____ Source material

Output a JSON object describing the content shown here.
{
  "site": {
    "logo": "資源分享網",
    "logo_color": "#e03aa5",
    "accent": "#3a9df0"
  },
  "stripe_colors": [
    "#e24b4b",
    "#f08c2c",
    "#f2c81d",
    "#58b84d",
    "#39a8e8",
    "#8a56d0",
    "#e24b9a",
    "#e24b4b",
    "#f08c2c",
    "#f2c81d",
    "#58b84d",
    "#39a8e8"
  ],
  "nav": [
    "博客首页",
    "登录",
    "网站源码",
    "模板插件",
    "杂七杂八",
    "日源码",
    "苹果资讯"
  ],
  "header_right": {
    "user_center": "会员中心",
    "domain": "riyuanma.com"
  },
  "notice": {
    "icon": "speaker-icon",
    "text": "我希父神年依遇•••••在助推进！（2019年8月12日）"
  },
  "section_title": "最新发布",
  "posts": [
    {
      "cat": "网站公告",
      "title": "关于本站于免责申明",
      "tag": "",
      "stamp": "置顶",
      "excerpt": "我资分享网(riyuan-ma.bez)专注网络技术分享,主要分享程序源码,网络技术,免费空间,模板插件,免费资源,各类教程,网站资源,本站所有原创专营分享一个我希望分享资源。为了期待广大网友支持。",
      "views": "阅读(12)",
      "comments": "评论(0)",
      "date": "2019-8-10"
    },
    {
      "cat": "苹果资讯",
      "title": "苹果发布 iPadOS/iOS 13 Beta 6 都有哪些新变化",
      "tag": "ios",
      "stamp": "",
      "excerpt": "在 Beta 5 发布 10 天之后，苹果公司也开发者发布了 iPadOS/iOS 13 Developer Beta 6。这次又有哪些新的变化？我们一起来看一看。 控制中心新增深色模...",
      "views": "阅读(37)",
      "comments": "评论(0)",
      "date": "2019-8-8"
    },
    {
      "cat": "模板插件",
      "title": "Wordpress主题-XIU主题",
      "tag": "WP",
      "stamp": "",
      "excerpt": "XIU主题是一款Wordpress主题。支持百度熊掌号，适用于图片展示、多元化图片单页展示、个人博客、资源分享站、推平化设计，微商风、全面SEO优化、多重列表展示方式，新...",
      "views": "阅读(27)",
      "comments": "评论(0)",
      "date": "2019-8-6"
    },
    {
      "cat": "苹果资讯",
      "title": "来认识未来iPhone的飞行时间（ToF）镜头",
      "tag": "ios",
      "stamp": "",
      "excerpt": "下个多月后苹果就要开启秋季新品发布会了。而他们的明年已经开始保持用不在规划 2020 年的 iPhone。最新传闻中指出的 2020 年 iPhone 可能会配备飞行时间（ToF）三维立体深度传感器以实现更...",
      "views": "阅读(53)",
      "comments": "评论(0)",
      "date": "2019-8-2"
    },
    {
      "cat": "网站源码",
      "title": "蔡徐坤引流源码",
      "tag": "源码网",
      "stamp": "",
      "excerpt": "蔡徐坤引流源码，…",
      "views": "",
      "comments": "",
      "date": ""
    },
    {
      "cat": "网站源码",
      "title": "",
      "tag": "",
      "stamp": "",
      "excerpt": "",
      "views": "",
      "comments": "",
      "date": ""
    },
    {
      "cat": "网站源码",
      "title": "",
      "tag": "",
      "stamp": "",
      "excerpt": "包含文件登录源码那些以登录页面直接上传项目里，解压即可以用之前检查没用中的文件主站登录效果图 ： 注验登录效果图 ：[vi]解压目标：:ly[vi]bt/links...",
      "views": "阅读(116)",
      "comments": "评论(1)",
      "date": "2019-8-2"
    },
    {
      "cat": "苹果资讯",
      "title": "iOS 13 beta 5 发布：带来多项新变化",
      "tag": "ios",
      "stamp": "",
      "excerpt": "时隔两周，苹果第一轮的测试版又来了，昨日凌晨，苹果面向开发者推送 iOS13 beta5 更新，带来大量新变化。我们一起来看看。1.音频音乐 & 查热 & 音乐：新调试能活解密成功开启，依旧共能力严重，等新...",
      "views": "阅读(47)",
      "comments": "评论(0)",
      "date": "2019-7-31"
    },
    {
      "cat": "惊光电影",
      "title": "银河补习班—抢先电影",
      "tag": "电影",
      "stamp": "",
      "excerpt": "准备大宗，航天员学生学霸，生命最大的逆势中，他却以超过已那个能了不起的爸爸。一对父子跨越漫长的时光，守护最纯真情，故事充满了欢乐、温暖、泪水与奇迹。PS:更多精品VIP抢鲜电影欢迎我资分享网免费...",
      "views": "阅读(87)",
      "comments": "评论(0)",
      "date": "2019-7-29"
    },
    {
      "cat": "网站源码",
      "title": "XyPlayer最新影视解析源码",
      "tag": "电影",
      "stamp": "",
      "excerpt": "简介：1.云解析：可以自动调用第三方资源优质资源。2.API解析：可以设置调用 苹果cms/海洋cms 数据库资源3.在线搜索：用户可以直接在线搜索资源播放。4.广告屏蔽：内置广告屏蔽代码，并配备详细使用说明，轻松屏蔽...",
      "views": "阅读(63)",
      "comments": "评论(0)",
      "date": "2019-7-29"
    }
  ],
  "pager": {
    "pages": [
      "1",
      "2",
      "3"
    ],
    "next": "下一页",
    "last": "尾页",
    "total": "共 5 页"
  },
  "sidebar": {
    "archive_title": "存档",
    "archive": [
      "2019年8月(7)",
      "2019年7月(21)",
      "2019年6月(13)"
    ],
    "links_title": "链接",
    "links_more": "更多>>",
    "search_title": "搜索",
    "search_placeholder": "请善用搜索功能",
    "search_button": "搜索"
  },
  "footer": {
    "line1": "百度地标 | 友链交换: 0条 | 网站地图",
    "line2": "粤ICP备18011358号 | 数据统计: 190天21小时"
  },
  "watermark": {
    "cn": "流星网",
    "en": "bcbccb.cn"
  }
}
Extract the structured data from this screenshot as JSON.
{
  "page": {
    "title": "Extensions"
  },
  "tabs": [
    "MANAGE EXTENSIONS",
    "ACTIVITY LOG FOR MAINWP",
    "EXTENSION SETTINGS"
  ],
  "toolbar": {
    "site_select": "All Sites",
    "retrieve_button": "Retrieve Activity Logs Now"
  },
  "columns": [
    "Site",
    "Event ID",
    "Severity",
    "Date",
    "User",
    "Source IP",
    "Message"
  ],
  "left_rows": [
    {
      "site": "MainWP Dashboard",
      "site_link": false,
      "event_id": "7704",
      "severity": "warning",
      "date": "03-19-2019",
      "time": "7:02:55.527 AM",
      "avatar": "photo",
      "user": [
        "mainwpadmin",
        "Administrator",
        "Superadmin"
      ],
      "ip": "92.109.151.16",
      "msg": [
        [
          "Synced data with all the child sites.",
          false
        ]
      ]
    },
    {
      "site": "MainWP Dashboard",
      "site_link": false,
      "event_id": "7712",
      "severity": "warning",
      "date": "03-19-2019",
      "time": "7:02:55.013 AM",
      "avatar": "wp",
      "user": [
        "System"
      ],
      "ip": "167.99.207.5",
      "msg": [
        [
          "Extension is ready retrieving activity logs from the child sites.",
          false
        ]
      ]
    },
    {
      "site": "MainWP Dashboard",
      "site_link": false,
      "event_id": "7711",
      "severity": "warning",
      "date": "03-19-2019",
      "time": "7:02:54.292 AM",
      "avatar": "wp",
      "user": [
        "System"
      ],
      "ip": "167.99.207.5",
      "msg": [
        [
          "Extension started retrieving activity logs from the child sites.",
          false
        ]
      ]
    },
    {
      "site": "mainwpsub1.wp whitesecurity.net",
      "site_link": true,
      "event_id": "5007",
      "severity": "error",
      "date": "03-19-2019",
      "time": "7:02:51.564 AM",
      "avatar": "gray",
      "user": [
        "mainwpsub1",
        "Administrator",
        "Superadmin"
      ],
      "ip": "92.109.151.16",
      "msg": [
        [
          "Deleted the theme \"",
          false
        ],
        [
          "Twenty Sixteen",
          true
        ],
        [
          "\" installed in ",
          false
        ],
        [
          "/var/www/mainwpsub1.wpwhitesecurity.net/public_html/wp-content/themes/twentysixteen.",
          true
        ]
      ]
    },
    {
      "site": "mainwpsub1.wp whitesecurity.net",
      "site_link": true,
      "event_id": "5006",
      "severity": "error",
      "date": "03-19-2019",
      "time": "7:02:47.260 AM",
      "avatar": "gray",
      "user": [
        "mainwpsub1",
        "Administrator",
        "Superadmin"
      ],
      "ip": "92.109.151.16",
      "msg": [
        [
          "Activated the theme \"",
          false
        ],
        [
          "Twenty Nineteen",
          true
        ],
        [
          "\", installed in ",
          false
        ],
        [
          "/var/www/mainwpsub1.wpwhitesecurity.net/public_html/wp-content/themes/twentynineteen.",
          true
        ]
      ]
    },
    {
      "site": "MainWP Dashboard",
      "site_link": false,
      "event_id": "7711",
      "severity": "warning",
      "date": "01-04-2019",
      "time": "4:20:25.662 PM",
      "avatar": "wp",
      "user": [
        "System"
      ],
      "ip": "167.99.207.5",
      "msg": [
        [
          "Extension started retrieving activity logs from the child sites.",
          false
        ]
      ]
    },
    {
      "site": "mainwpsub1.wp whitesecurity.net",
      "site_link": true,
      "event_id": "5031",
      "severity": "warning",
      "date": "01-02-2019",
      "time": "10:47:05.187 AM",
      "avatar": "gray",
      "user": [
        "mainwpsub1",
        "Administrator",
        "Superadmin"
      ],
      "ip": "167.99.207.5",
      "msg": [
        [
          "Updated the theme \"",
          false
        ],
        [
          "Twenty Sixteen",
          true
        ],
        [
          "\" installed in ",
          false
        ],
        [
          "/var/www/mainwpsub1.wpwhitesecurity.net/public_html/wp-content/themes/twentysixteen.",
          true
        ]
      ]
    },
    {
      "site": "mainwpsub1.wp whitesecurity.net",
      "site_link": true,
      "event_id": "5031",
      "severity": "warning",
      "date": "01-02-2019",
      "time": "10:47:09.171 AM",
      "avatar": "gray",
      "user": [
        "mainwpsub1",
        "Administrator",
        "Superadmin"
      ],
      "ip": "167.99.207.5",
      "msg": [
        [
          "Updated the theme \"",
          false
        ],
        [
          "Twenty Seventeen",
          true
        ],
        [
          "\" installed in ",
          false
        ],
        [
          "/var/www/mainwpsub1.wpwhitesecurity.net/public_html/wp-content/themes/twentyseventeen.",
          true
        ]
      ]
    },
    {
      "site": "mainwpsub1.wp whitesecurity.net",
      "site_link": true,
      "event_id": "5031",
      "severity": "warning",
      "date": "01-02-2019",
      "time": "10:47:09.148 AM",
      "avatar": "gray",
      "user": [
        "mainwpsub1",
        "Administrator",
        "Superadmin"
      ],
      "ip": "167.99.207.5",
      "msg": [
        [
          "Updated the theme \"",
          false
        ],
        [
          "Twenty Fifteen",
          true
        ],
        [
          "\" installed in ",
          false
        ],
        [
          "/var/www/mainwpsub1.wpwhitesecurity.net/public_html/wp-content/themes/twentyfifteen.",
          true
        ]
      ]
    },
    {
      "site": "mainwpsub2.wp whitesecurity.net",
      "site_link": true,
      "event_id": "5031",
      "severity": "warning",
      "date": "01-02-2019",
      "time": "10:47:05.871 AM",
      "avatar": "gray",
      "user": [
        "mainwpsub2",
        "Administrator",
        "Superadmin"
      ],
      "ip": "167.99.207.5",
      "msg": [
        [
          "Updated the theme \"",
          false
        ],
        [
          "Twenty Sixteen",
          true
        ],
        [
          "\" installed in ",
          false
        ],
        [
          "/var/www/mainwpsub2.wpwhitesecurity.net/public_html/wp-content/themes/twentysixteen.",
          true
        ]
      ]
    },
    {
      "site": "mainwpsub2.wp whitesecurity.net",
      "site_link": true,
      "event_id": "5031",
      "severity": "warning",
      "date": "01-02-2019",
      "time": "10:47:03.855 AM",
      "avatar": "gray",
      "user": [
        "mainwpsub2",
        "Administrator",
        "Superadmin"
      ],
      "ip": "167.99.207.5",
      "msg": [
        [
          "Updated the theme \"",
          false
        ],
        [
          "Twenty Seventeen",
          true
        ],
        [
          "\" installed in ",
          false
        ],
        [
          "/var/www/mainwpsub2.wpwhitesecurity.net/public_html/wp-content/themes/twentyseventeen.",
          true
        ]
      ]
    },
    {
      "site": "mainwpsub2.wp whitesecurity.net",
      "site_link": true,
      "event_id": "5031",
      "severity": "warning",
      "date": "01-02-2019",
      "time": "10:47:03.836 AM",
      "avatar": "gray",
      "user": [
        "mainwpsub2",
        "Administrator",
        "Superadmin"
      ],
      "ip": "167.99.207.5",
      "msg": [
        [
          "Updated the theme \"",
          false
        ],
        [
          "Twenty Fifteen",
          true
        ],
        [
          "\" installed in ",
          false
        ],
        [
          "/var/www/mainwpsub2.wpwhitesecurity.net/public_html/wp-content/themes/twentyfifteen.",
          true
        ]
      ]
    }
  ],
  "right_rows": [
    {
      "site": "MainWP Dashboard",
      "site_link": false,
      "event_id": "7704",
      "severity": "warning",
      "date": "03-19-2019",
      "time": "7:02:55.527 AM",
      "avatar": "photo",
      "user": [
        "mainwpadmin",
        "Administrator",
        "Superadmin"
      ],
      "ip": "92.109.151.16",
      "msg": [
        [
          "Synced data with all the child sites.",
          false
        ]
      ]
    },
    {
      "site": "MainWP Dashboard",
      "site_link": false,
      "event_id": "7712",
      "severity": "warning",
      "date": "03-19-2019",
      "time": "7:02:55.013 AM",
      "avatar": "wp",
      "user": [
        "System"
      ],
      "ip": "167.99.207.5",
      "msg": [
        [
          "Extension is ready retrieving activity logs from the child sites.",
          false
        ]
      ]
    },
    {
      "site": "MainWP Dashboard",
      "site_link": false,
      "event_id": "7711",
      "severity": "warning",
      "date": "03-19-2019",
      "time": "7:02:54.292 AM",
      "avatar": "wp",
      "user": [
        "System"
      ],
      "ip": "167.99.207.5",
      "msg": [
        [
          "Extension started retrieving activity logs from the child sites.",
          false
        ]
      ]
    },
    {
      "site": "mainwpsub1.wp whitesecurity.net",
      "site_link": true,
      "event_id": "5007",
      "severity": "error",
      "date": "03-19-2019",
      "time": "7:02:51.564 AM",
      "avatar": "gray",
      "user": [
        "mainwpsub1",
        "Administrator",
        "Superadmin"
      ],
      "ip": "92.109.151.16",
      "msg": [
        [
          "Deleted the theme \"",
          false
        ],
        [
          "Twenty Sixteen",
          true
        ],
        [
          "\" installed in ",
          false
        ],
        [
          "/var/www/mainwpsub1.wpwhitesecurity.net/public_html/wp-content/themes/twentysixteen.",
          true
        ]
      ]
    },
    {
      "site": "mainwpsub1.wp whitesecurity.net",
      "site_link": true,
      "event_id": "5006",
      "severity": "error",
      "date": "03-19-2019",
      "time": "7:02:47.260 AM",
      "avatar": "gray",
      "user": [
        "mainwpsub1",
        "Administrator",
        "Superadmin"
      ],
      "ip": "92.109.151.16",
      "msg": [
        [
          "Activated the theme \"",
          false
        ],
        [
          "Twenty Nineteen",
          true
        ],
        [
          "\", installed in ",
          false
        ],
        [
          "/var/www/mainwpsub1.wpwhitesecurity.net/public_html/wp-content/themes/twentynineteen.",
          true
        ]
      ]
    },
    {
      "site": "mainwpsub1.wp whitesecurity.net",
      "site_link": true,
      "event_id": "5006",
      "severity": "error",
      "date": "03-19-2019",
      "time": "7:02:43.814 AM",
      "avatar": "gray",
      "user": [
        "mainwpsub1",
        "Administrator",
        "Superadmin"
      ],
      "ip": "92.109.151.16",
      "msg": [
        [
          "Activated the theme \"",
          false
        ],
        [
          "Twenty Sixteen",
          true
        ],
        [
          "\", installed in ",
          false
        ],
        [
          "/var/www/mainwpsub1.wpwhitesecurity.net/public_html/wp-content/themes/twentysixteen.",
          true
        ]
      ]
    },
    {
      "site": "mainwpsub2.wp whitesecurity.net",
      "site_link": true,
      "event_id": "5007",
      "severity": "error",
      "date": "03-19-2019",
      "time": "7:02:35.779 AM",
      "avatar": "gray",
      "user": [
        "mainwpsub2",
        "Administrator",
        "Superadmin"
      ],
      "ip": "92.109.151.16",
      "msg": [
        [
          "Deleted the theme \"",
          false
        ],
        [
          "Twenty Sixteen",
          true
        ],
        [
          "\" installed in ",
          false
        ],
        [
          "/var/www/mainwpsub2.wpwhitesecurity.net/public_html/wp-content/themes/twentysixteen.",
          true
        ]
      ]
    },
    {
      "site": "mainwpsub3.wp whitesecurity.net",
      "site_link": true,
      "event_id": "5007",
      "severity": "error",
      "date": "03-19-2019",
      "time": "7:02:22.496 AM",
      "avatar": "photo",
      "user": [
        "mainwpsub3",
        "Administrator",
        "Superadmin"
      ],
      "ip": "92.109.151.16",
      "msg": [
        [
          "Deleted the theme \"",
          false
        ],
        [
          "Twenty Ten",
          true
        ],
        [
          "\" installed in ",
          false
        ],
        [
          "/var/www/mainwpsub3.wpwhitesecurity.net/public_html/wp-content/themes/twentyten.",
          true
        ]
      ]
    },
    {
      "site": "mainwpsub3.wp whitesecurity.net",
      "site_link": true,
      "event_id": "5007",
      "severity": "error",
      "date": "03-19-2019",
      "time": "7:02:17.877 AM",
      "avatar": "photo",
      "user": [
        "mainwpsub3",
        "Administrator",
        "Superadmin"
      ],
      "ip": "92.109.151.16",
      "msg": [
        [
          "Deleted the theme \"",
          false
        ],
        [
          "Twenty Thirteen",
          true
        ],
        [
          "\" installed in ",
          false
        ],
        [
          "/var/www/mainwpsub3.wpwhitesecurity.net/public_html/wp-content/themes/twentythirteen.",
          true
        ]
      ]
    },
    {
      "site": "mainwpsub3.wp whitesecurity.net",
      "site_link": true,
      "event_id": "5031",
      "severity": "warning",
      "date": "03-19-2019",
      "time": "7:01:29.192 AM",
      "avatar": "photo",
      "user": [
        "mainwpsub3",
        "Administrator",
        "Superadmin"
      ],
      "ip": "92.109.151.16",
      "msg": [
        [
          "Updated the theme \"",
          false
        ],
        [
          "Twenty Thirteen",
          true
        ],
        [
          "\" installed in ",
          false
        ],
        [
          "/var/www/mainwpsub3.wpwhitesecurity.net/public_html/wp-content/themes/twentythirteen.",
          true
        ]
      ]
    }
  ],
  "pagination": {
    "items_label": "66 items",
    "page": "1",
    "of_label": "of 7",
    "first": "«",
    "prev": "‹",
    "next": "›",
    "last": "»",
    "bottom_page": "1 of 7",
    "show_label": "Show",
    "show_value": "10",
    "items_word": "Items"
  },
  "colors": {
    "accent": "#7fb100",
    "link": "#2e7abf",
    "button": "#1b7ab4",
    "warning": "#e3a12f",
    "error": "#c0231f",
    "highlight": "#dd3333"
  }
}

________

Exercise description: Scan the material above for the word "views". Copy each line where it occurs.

Result of this exercise:
      "views": "阅读(12)",
      "views": "阅读(37)",
      "views": "阅读(27)",
      "views": "阅读(53)",
      "views": "",
      "views": "",
      "views": "阅读(116)",
      "views": "阅读(47)",
      "views": "阅读(87)",
      "views": "阅读(63)",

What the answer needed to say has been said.